Look below and pull out each line with the word "Checking".

Interface dataset entries:
====
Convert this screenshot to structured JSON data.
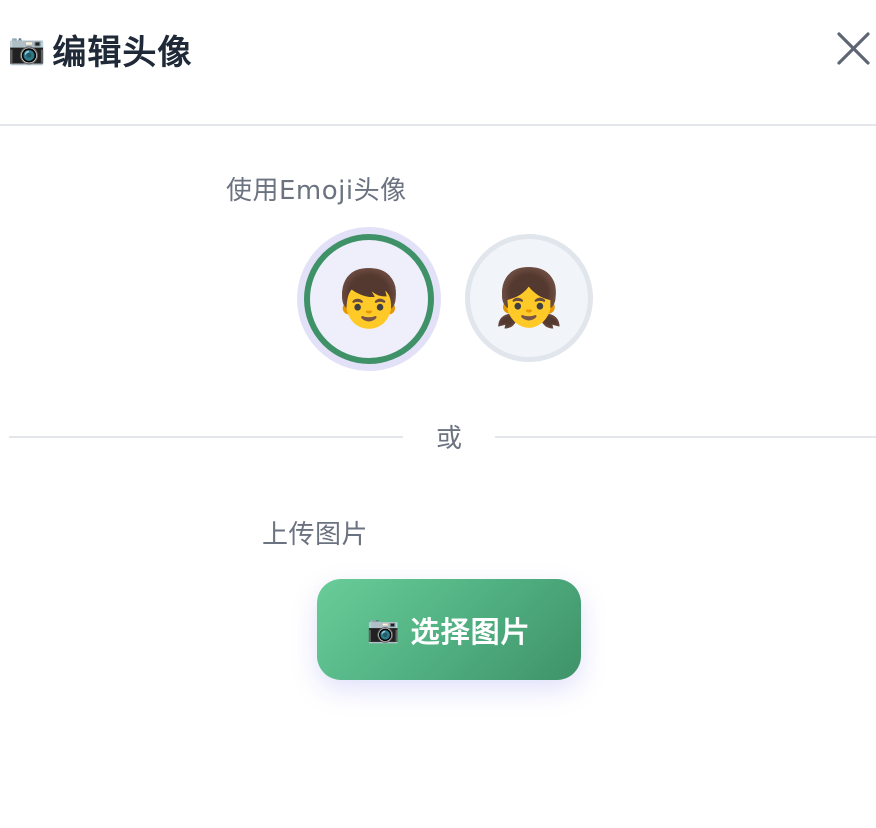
{
  "dialog": {
    "title_icon": "📷",
    "title": "编辑头像",
    "close_icon": "close-icon"
  },
  "emoji_section": {
    "label": "使用Emoji头像",
    "options": [
      {
        "emoji": "👦",
        "selected": true
      },
      {
        "emoji": "👧",
        "selected": false
      }
    ]
  },
  "divider": {
    "text": "或"
  },
  "upload_section": {
    "label": "上传图片",
    "button_icon": "📷",
    "button_label": "选择图片"
  },
  "colors": {
    "selected_border": "#3f9268",
    "button_gradient_start": "#69cd98",
    "button_gradient_end": "#3f9268",
    "title_text": "#1f2937",
    "muted_text": "#6b7280"
  }
}
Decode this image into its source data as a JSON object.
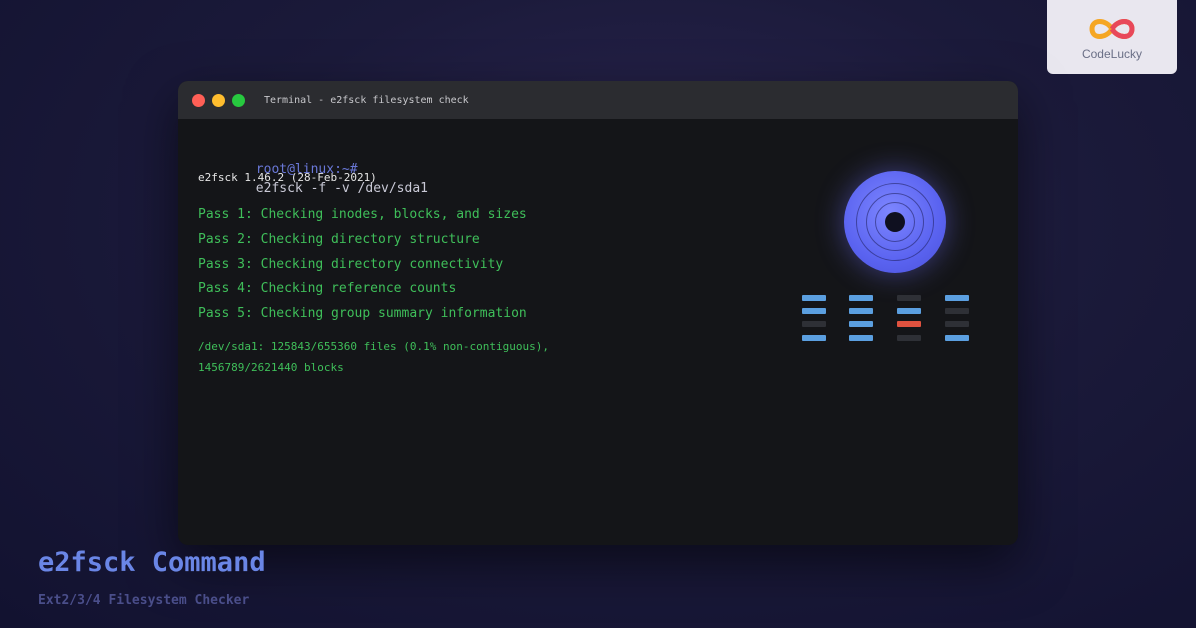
{
  "logo": {
    "text": "CodeLucky",
    "icon": "infinity-logo"
  },
  "window": {
    "title": "Terminal - e2fsck filesystem check"
  },
  "terminal": {
    "prompt_user": "root@linux:~#",
    "command": "e2fsck -f -v /dev/sda1",
    "version": "e2fsck 1.46.2 (28-Feb-2021)",
    "passes": [
      "Pass 1: Checking inodes, blocks, and sizes",
      "Pass 2: Checking directory structure",
      "Pass 3: Checking directory connectivity",
      "Pass 4: Checking reference counts",
      "Pass 5: Checking group summary information"
    ],
    "summary_1": "/dev/sda1: 125843/655360 files (0.1% non-contiguous),",
    "summary_2": "1456789/2621440 blocks"
  },
  "illustration": {
    "disk_icon": "disk-icon",
    "block_grid": [
      [
        "blue",
        "blue",
        "dark",
        "blue"
      ],
      [
        "blue",
        "blue",
        "blue",
        "dark"
      ],
      [
        "dark",
        "blue",
        "red",
        "dark"
      ],
      [
        "blue",
        "blue",
        "dark",
        "blue"
      ]
    ],
    "colors": {
      "blue": "#5b9fe0",
      "dark": "#2e3036",
      "red": "#e0523f"
    }
  },
  "footer": {
    "title": "e2fsck Command",
    "subtitle": "Ext2/3/4 Filesystem Checker"
  }
}
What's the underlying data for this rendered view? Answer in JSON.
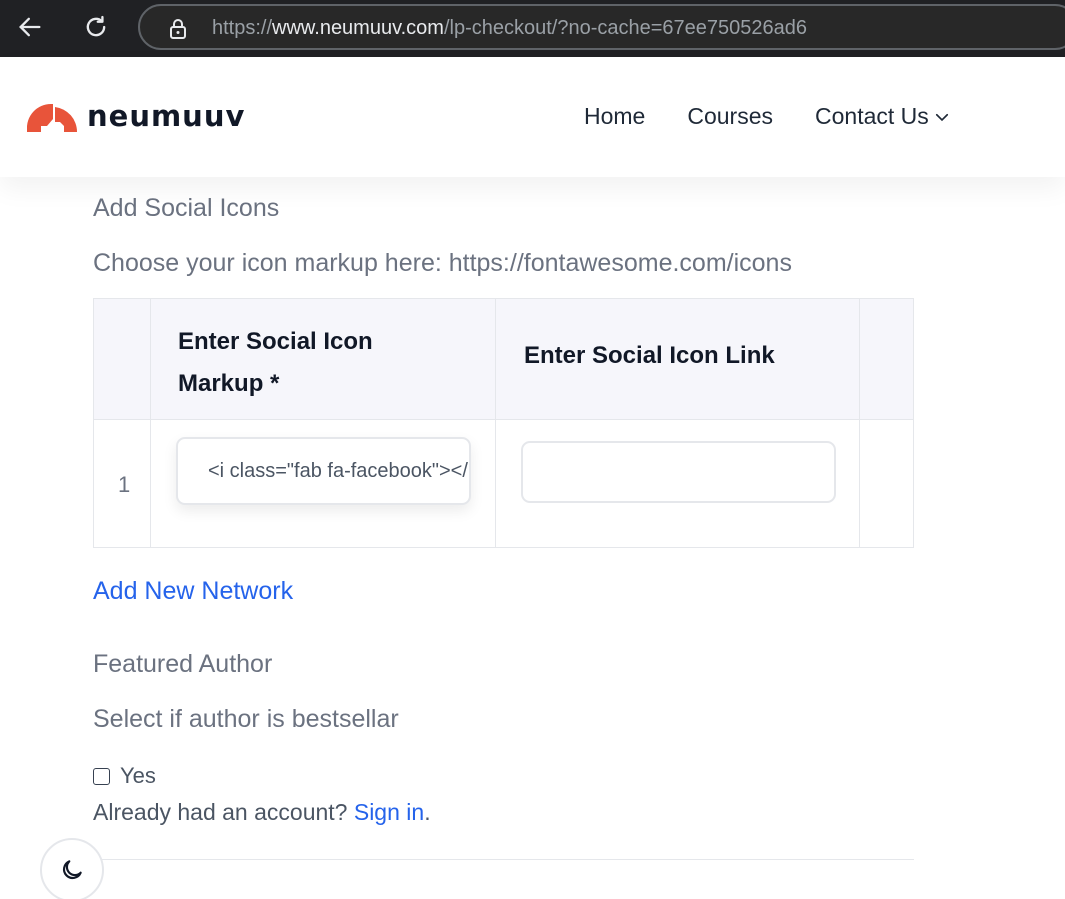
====
-- Solution --
      "Pass 1: Checking inodes, blocks, and sizes",
      "Pass 2: Checking directory structure",
      "Pass 3: Checking directory connectivity",
      "Pass 4: Checking reference counts",
      "Pass 5: Checking group summary information"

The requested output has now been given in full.